Actually, I strongly prefer that you NOT use .STRINGZ in this programming 
assignment.  You could use it, and it is a short cut that will work in this
assignment.  However, I believe it is a bad short cut, and one that is 
counterproductive.  Exactly why it is counterproductive, we can deal with

For now, I want you to understand that .STRINGZ is a useful pseudo-op for
putting a string of ascii codes into the object file of the program that can
be used to display a banner on the screen.  It is part of the program.

We are not asking you to display banners on the screen in this assignment.
That will come later.

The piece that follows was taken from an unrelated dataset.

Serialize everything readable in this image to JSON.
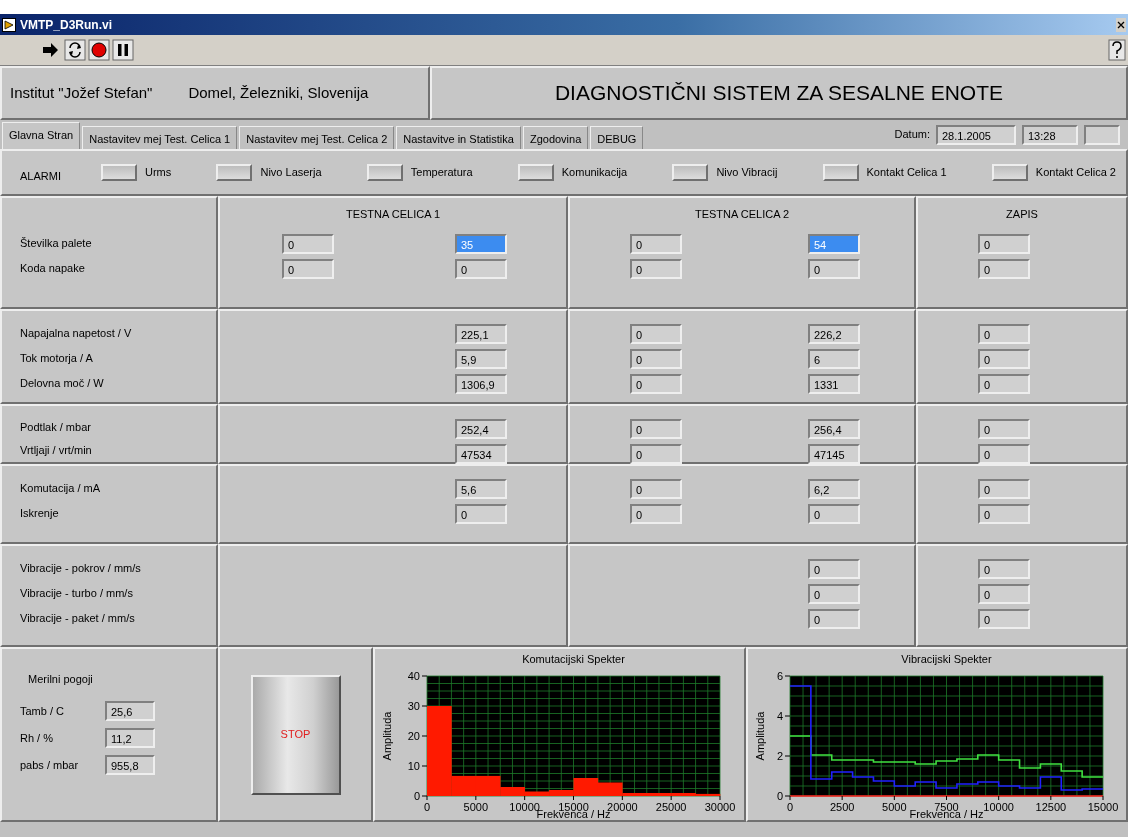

Rather, we are asking you to sort (that is, arrange in order) a set of data 
elements, where the elements are ascii codes of individual characters.  This 
is part of the DATA, not part of the program.  This program has to be able 
to work on any characters that happen to be in x30F0 to x30FF.  In fact, 
in general, you will not know what is in x30F0 to x30FF when you write the 
program.  Certainly you are going to want to test your program on some 
sample data.  The simplest way to provide that input data is by inserting 
ascii codes into x30F0 to x30FF using the Simulator.

Alternatively, if you don't want to type in those values every time you use
the Simulator, you could construct a file of ascii codes in assembly language,
as follows, and then load it into memory using the Simulator as your TA showed
you.  For example:

                .ORIG x30F0
                .FILL   x0032
                .FILL   x0033
                .FILL   x0045

will be assembled into an object file of three ascii codes (2, 3, E) that
will be stored in memory locations x30F0, x30F1, and x30F2.

Got it?

Yale Patt